- _DATASET CONTENT_
"""
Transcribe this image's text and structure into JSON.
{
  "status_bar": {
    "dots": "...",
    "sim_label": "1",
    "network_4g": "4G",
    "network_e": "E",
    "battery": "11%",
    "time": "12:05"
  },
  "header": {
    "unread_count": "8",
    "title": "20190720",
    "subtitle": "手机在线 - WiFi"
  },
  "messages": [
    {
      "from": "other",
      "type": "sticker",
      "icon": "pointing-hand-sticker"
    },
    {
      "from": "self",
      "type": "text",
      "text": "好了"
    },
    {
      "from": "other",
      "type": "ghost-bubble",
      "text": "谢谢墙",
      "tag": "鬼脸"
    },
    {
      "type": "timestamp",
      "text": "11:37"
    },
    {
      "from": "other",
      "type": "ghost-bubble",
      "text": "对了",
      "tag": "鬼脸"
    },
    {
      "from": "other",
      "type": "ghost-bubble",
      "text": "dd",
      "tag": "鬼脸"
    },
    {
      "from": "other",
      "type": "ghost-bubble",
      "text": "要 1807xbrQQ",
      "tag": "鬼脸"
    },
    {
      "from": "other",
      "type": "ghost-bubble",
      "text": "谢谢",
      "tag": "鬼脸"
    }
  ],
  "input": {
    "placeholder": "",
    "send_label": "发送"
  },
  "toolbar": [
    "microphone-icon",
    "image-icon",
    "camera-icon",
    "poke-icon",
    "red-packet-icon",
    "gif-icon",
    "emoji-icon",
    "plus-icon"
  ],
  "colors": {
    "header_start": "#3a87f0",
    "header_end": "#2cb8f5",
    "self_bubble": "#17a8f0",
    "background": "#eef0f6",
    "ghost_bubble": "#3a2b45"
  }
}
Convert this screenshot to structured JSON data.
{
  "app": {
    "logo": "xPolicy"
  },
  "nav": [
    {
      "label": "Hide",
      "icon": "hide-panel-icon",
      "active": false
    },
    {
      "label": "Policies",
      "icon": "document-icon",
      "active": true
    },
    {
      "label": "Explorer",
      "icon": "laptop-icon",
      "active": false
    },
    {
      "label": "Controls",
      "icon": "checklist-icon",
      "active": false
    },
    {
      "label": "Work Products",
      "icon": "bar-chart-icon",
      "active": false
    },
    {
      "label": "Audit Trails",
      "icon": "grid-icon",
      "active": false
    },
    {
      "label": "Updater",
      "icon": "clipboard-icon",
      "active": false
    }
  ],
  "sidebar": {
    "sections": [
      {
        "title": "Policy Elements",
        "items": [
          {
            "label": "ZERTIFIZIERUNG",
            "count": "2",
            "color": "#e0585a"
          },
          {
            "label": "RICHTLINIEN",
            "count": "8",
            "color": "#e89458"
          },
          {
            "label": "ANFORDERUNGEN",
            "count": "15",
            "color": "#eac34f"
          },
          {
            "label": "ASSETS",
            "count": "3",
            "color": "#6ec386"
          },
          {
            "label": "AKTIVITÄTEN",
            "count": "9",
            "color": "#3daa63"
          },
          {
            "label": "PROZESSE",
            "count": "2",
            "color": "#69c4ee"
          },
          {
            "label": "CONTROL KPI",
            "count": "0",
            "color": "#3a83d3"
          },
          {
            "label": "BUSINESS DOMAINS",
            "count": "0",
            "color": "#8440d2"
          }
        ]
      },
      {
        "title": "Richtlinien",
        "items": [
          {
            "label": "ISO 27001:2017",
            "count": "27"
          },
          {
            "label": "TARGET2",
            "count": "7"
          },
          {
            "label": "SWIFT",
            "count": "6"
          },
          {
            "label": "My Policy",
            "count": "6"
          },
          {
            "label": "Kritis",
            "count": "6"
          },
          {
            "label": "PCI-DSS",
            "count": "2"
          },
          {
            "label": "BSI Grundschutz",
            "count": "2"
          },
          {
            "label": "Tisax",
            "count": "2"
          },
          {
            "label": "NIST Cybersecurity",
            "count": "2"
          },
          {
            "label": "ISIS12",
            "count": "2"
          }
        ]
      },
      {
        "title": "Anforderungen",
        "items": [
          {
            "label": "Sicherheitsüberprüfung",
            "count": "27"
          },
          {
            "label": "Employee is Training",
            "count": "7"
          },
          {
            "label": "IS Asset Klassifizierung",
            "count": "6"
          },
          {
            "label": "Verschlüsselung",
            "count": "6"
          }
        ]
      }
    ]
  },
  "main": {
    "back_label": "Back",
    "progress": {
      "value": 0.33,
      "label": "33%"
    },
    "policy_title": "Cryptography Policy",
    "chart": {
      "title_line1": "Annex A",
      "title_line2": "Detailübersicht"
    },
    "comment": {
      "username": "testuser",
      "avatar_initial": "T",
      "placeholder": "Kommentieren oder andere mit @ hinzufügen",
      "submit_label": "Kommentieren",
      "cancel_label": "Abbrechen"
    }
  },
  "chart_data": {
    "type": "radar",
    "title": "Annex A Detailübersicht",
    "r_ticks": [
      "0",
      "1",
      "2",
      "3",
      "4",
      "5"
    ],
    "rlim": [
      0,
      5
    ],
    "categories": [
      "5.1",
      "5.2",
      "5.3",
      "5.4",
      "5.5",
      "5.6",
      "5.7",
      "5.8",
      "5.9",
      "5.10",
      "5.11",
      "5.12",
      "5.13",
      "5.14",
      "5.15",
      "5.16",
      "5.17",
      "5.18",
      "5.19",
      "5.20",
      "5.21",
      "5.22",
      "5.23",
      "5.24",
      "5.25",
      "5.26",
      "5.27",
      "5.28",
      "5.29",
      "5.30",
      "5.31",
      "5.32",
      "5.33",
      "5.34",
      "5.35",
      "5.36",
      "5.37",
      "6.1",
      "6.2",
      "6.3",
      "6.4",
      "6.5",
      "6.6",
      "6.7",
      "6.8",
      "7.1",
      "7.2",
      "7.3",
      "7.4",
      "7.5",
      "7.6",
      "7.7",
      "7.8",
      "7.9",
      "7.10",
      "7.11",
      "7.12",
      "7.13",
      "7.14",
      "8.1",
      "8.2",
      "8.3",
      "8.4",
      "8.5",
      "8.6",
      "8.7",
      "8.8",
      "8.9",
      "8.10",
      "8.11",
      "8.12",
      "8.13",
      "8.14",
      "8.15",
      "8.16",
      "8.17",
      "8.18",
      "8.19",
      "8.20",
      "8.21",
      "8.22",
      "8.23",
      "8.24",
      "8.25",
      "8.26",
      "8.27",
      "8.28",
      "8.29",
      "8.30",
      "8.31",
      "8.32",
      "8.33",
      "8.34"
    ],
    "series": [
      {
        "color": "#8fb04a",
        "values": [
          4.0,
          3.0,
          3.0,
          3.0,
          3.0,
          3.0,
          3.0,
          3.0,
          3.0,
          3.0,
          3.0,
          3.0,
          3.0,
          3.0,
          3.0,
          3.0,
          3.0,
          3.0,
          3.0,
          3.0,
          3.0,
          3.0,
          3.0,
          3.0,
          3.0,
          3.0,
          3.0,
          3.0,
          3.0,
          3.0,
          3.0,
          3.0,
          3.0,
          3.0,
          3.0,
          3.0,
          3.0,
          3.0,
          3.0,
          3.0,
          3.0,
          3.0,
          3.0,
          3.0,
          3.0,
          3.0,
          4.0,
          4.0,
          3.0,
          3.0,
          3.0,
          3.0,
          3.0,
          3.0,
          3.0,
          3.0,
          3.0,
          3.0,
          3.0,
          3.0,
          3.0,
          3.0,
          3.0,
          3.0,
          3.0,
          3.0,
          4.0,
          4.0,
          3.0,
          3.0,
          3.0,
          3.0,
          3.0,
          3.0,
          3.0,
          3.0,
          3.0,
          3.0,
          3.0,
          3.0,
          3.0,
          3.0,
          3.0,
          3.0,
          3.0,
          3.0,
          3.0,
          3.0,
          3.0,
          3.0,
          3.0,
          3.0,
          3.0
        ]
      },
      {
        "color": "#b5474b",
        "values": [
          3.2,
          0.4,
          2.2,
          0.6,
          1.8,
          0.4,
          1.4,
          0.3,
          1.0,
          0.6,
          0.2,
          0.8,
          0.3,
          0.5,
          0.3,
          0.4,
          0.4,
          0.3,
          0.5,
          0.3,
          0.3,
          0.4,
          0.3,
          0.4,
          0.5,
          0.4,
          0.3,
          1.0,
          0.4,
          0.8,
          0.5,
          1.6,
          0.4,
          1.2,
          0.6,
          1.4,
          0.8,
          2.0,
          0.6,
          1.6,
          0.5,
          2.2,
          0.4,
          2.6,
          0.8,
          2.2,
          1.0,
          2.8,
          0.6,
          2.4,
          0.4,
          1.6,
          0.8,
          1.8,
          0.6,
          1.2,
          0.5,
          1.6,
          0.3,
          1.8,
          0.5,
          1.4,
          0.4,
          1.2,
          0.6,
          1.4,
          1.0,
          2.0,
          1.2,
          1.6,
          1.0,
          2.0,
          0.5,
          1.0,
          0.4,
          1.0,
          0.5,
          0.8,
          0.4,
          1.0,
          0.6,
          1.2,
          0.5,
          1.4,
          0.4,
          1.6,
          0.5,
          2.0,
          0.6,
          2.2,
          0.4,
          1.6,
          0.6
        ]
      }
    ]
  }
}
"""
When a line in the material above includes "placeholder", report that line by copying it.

    "placeholder": "",
      "placeholder": "Kommentieren oder andere mit @ hinzufügen",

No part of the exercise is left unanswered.